But, having saved the deers life by shooting the two wild beasts, the pelts naturally became trophies for the scouts to send home.
Children were out for wild flowers, and raced around like deers.
The boys were rather dubious about getting the deers head off, and taking the best part for food.
But he first had to learn how to make his glue out of deers' horns.
All wore deers' tail head-dresses, and carried rattles of deers' claws on their arms.
How familiar the portraits, and wide fireplaces, and deers' antlers.
The hill riding was of the roughest, and the cattle were wild as deers and as agile.
They are connected by cross bars of wood or bone and the back is formed by deers antlers with the skull attached.
Some of them were also provided with deers heads Cased for the purpose of decoying the deer.
The handles upon these either represented figures like caryatides, or, more commonly, ended in a deers head.
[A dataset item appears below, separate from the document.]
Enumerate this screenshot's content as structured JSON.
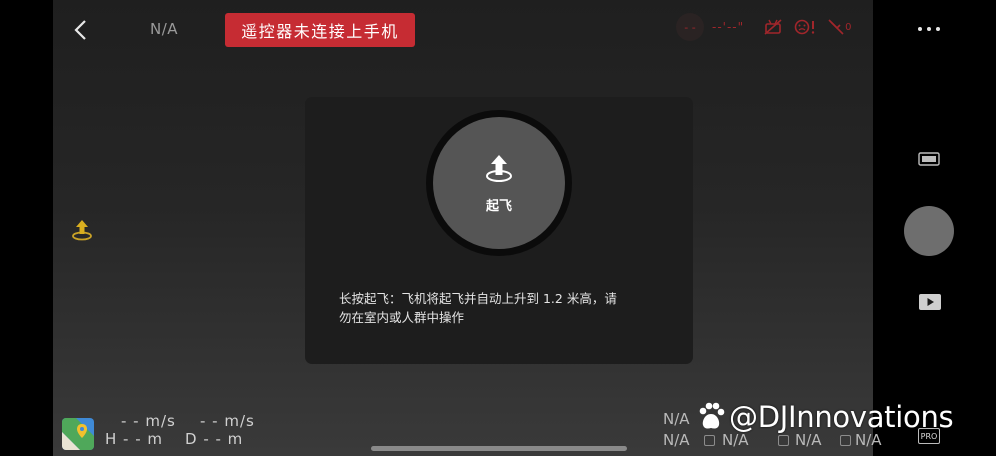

Old English deor "animal, beast," from Proto-Germanic *deuzam, the general Germanic word for "animal" (as opposed to man), but often restricted to "wild animal" (cf. Old Frisian diar, Dutch dier, Old Norse dyr, Old High German tior, German Tier "animal," Gothic dius "wild animal," also cf. reindeer), from PIE *dheusom "creature that breathes," from root *dheu- (1) "cloud, breath" (cf. Lithuanian dusti "gasp," dvesti "gasp, perish;" Old Church Slavonic dychati "breathe").
For prehistoric sense development, cf. Latin animal from anima "breath"). Sense specialization to a specific animal began in Old English (usual Old English for what we now call a deer was heorot; see hart), common by 15c., now complete. Probably via hunting, deer being the favorite animal of the chase (cf. Sanskrit mrga- "wild animal," used especially for "deer"). Deer-lick is first attested 1778, in an American context.